For example:

Let’s say you’re in the top tax bracket, pay your spouse $17,000 in wages, from which your spouse contributes $15,500 into a 401(k) plan through salary deferrals.


$2,601 in social security and Medicare taxes


A tax savings of $5,918, plus $15,500 growing in a tax- advantage, creditor-protector 401(k) account

3.  Take A Look At HSA’s

With the rising cost of health insurance, high-deductible plans are becoming more attractive to healthy professionals.  The rules now allow you to combine a high- deductible plan with a tax-advantaged Health Savings Account (HSA).

Here are the basics about HSA’s:

  • Your practice can make pre-tax contributions into an HSA on behalf of you and your family members.
  • Money can be withdrawn tax-free from your HSA at any time to pay qualifying medical expenses.
  • Any money remaining in your HSA upon your reaching the age of 65 can be withdrawn penalty-free to help fund your retirement.

For 2008, people with family coverage can contribute up to $5,800 into their HSA, while people with individual coverage are capped at $2,900.  The government really wants HSAs to succeed, so you should be able to find an adequate high-deductible health insurance option within your state.

For example:

Let’s say you switch to a high- deductible health insurance plan and contribute $5,800 into a Health Savings Account.


Higher out of pocket costs associated with the high deductible health insurance plan


Tax savings of $2,030, plus $5,800 growing tax-deferred within your HSA to fund your family’s medical expenses now and/or your retirement later

4.  Incorporate Your Practice

Once the profits in your practice exceed $230,000 (in 2008) per owner, you could save some taxes by incorporating. That’s because you avoid paying the 2.9% Medicare tax on money withdrawn from your practice as S-Corp dividends instead of as salary.

Why is $230,000 the magic number?  That’s the maximum amount of salary that you can use to calculate your retirement plan contributions in 2008.

Beware of the costs of incorporating, however, including having an accountant prepare your corporate tax return, additional payroll taxes and worker’s compensation insurance now that you’ll be on the company’s payroll, and a variety of minimum taxes and filing fees assessed by many states.

For example:
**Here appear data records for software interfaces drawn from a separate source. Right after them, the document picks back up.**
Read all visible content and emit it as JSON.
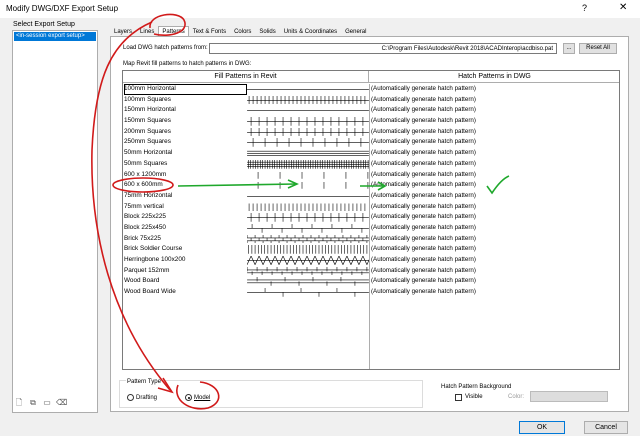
{
  "window": {
    "title": "Modify DWG/DXF Export Setup",
    "help": "?",
    "close": "✕"
  },
  "left": {
    "label": "Select Export Setup",
    "items": [
      "<in-session export setup>"
    ],
    "tools": [
      "new-icon",
      "duplicate-icon",
      "rename-icon",
      "delete-icon"
    ]
  },
  "tabs": [
    "Layers",
    "Lines",
    "Patterns",
    "Text & Fonts",
    "Colors",
    "Solids",
    "Units & Coordinates",
    "General"
  ],
  "active_tab": "Patterns",
  "patterns": {
    "load_label": "Load DWG hatch patterns from:",
    "path": "C:\\Program Files\\Autodesk\\Revit 2018\\ACADInterop\\acdbiso.pat",
    "browse": "...",
    "reset": "Reset All",
    "map_label": "Map Revit fill patterns to hatch patterns in DWG:",
    "col_fill": "Fill Patterns in Revit",
    "col_hatch": "Hatch Patterns in DWG",
    "rows": [
      {
        "name": "100mm Horizontal",
        "hatch": "(Automatically generate hatch pattern)",
        "pattern": "horizontal"
      },
      {
        "name": "100mm Squares",
        "hatch": "(Automatically generate hatch pattern)",
        "pattern": "grid-dense"
      },
      {
        "name": "150mm Horizontal",
        "hatch": "(Automatically generate hatch pattern)",
        "pattern": "horizontal"
      },
      {
        "name": "150mm Squares",
        "hatch": "(Automatically generate hatch pattern)",
        "pattern": "grid"
      },
      {
        "name": "200mm Squares",
        "hatch": "(Automatically generate hatch pattern)",
        "pattern": "grid"
      },
      {
        "name": "250mm Squares",
        "hatch": "(Automatically generate hatch pattern)",
        "pattern": "grid-sparse"
      },
      {
        "name": "50mm Horizontal",
        "hatch": "(Automatically generate hatch pattern)",
        "pattern": "horizontal-dense"
      },
      {
        "name": "50mm Squares",
        "hatch": "(Automatically generate hatch pattern)",
        "pattern": "grid-very-dense"
      },
      {
        "name": "600 x 1200mm",
        "hatch": "(Automatically generate hatch pattern)",
        "pattern": "sparse-vertical"
      },
      {
        "name": "600 x 600mm",
        "hatch": "(Automatically generate hatch pattern)",
        "pattern": "sparse-vertical"
      },
      {
        "name": "75mm Horizontal",
        "hatch": "(Automatically generate hatch pattern)",
        "pattern": "horizontal"
      },
      {
        "name": "75mm vertical",
        "hatch": "(Automatically generate hatch pattern)",
        "pattern": "vertical"
      },
      {
        "name": "Block 225x225",
        "hatch": "(Automatically generate hatch pattern)",
        "pattern": "grid"
      },
      {
        "name": "Block 225x450",
        "hatch": "(Automatically generate hatch pattern)",
        "pattern": "brick-sparse"
      },
      {
        "name": "Brick 75x225",
        "hatch": "(Automatically generate hatch pattern)",
        "pattern": "brick"
      },
      {
        "name": "Brick Soldier Course",
        "hatch": "(Automatically generate hatch pattern)",
        "pattern": "vertical-dense"
      },
      {
        "name": "Herringbone 100x200",
        "hatch": "(Automatically generate hatch pattern)",
        "pattern": "herringbone"
      },
      {
        "name": "Parquet 152mm",
        "hatch": "(Automatically generate hatch pattern)",
        "pattern": "parquet"
      },
      {
        "name": "Wood Board",
        "hatch": "(Automatically generate hatch pattern)",
        "pattern": "board"
      },
      {
        "name": "Wood Board Wide",
        "hatch": "(Automatically generate hatch pattern)",
        "pattern": "board-wide"
      }
    ]
  },
  "pattern_type": {
    "label": "Pattern Type",
    "options": [
      "Drafting",
      "Model"
    ],
    "selected": "Model"
  },
  "hatch_bg": {
    "label": "Hatch Pattern Background",
    "visible_label": "Visible",
    "visible_checked": false,
    "color_label": "Color:"
  },
  "buttons": {
    "ok": "OK",
    "cancel": "Cancel"
  },
  "annotation_color": "#d11a1a",
  "annotation_green": "#1fa82c"
}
Let’s say you change your business structure from a sole-proprietor to an S- Corporation, earn $330,000 in profit, from which you take a salary of $230,000 and S-Corp distributions of $100,000.


$1,000 or more in additional fees and taxes


Save $2,900 in Medicare taxes on your S-Corp distributions

5. Set Up A More Sophisticated Retirement Plan

From what I’ve seen, most practices have relatively basic retirement plans in place, such as a SIMPLE IRA or a Safe-harbor 401(k) plan.  While these plans are generally more than adequate, you should be aware that there are more sophisticated plans that you can establish that allow for increased annual contributions for you and your partners, without requiring you to contribute more money into the plan on behalf of your staff.  You’ll want to find a retirement plan specialist to help you design the best type of plan to fit the specific needs of you and your practice.


Potentially higher retirement plan contributions on behalf of your staff


The ability to contribute more money into your retirement account each year.

Five Ways To Save

As the year winds down, see if it makes sense to institute any of these five tax- saving strategies prior to December 31st, or early in 2008.  By investing some time now, you could earn substantial dividends in the form of reduced taxes down the road.


Have questions? I’m here to help.